··· RECORDS SHOWN
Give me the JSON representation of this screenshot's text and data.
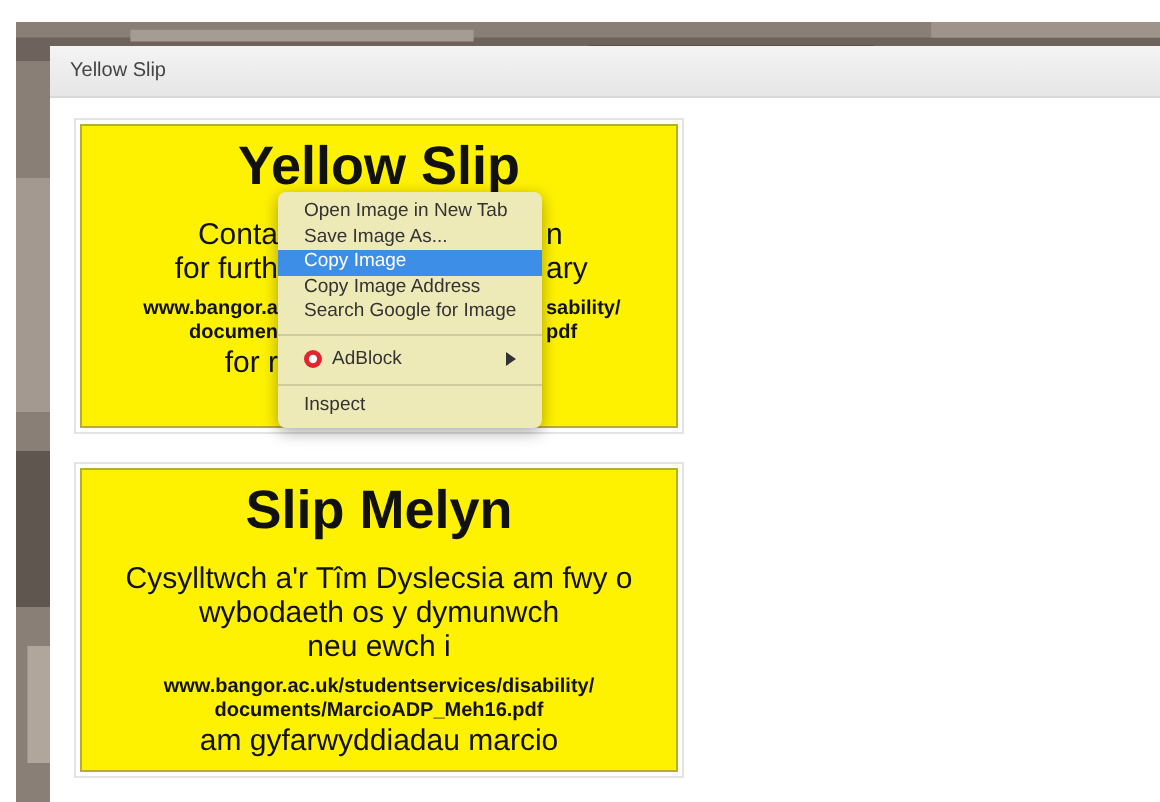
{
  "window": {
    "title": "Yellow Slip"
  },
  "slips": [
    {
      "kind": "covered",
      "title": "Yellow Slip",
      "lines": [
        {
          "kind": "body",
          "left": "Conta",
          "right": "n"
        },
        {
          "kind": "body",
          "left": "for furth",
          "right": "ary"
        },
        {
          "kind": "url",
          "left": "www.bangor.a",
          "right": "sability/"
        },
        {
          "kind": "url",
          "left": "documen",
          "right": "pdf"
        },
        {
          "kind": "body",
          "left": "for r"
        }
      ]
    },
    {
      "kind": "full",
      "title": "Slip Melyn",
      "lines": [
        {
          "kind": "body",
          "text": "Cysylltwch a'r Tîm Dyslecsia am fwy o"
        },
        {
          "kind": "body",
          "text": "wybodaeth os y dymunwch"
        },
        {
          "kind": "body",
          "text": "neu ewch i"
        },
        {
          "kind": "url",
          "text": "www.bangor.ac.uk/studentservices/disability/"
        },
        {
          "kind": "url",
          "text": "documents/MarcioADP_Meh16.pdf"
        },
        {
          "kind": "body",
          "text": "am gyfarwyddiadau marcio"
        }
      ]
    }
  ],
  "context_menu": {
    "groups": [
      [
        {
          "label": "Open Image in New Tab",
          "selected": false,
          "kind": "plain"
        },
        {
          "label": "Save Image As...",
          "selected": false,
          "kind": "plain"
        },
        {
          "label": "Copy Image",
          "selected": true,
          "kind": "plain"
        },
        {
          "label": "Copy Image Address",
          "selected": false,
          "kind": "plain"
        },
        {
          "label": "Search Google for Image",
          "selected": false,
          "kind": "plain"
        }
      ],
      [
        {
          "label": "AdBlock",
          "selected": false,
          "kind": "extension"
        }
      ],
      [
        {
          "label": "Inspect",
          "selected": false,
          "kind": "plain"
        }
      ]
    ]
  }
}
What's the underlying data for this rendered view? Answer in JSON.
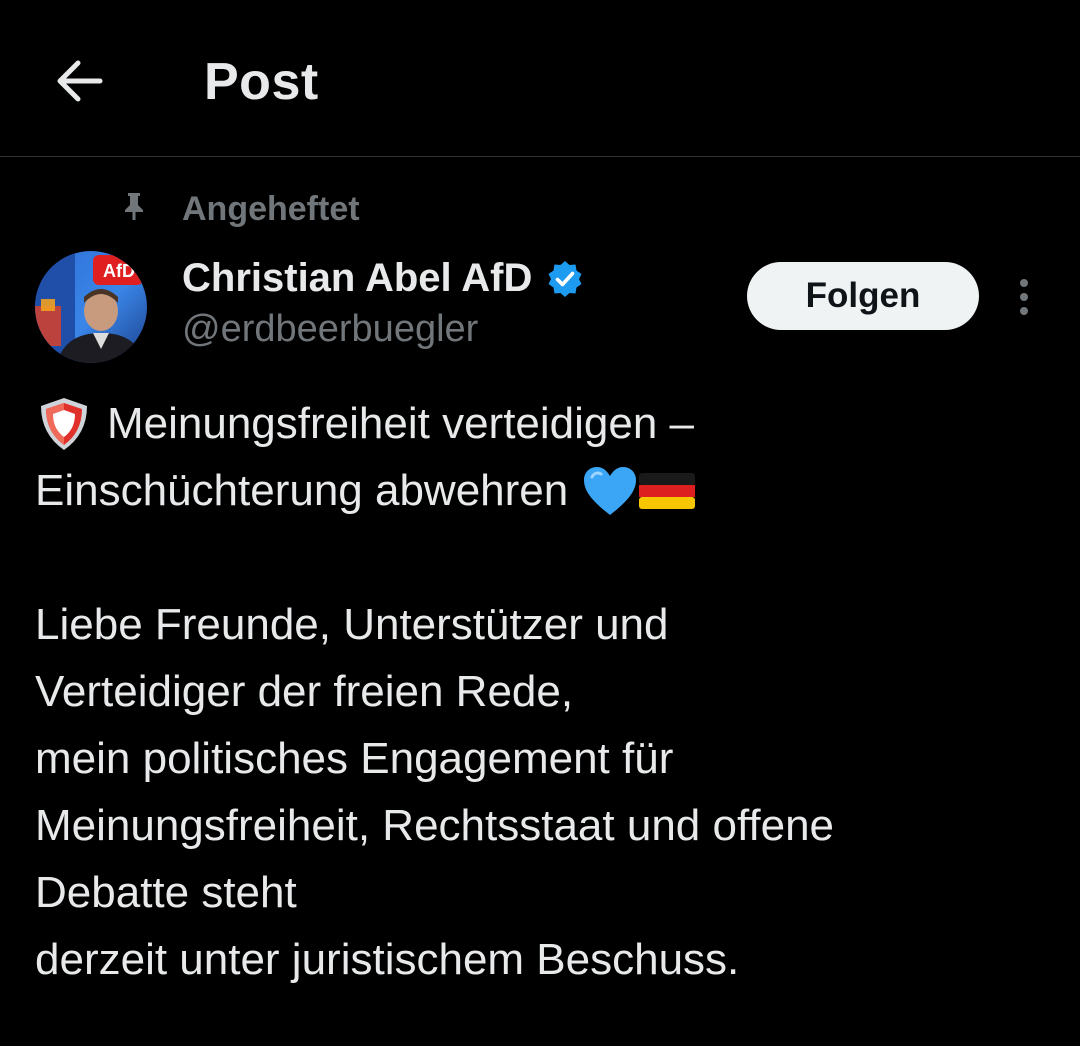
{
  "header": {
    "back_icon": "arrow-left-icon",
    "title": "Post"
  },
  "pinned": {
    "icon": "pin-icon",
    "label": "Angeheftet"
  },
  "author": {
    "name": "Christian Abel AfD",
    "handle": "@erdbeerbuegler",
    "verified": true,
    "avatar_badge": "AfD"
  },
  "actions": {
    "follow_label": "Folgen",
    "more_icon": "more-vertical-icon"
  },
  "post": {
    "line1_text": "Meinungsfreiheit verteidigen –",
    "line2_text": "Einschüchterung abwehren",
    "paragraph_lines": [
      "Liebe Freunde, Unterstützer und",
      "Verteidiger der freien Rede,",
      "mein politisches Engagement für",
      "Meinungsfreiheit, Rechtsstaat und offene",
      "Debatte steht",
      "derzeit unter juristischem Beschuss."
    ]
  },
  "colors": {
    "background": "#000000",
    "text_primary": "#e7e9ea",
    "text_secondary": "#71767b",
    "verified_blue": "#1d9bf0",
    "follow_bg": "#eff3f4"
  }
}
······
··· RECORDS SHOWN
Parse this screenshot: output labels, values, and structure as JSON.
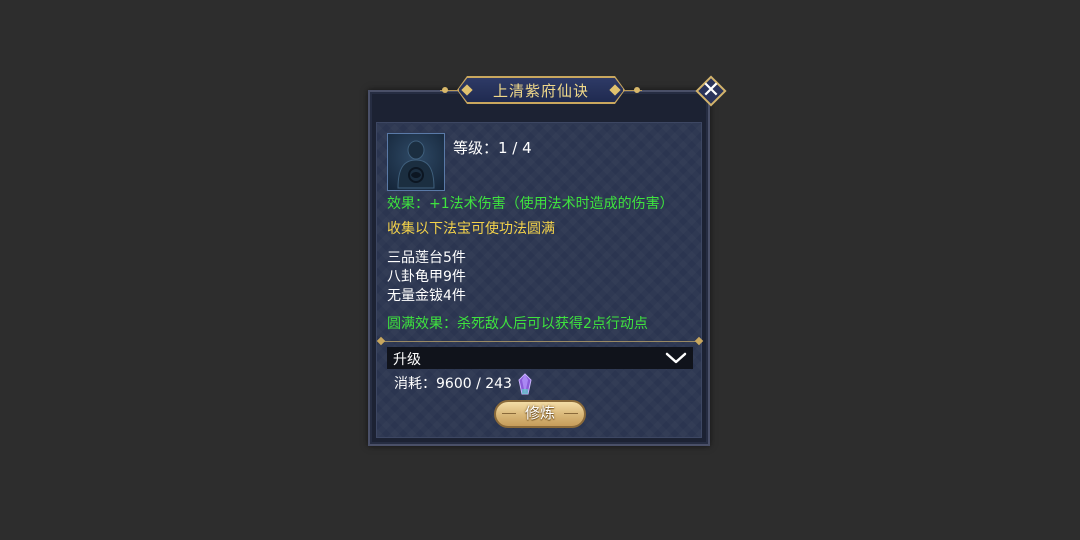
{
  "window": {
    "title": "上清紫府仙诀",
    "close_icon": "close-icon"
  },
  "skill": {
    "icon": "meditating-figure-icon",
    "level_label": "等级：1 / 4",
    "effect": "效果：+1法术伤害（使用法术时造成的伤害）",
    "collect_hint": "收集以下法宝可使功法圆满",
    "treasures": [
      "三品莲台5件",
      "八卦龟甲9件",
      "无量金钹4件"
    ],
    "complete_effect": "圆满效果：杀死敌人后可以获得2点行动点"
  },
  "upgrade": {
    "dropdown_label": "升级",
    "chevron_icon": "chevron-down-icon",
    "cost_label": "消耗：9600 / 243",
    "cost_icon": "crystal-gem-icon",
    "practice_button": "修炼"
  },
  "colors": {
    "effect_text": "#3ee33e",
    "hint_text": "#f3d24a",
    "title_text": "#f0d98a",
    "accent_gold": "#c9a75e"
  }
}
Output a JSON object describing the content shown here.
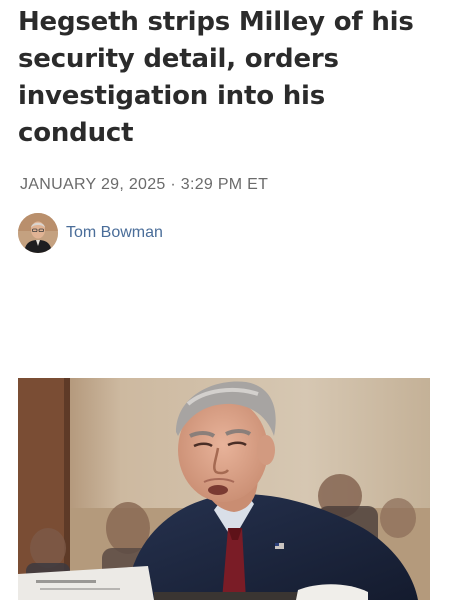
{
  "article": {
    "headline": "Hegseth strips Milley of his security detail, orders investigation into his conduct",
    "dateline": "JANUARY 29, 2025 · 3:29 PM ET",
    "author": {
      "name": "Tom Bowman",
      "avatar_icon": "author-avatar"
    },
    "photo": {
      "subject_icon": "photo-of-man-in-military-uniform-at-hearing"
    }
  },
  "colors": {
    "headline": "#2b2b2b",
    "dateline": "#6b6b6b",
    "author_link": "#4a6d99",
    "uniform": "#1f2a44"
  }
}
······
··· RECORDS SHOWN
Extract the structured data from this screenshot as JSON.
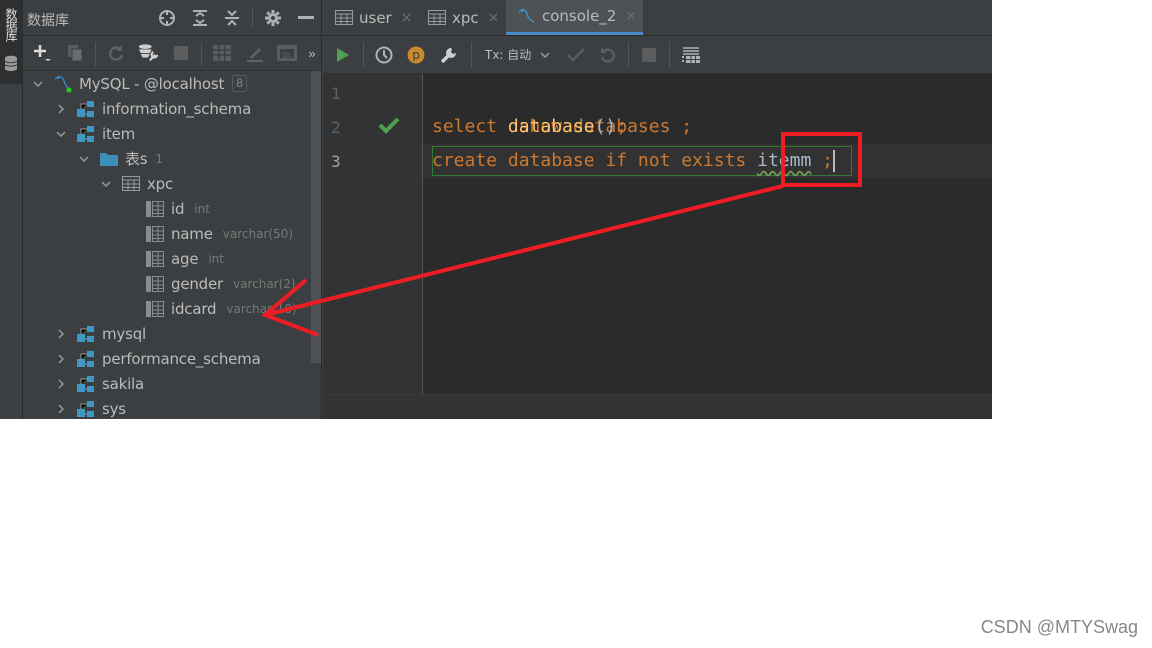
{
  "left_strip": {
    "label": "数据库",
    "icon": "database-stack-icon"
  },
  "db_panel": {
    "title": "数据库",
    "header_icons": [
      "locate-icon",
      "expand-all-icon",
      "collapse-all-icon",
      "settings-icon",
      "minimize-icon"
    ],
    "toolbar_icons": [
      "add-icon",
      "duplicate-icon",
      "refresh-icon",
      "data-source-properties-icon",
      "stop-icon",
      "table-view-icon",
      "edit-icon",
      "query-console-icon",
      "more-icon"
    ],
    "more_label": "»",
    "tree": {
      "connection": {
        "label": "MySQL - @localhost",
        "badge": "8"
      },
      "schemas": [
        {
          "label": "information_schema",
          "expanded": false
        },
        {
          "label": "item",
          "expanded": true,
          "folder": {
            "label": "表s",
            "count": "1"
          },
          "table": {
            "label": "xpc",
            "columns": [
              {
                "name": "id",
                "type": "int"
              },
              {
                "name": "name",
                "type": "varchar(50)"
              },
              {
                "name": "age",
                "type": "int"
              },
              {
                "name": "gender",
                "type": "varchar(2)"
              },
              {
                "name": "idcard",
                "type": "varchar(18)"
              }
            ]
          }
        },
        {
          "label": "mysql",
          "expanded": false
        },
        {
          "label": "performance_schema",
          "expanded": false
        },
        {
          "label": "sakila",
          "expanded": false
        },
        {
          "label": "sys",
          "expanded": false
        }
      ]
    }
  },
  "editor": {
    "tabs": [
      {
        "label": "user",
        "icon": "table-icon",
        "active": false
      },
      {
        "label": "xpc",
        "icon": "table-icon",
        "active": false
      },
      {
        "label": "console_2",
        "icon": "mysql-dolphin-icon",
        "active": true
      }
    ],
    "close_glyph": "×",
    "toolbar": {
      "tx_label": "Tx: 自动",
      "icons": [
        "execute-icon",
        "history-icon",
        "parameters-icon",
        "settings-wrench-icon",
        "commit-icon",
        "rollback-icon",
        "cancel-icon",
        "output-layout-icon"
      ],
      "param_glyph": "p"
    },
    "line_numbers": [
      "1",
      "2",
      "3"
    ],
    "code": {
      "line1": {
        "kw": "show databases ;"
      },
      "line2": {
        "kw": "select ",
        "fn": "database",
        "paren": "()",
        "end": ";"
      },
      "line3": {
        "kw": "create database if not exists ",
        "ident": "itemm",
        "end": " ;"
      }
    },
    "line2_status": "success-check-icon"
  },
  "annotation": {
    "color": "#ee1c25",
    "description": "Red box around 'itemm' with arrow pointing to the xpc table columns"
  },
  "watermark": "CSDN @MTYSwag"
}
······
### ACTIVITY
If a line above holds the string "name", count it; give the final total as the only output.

### SOLVED EXERCISE
7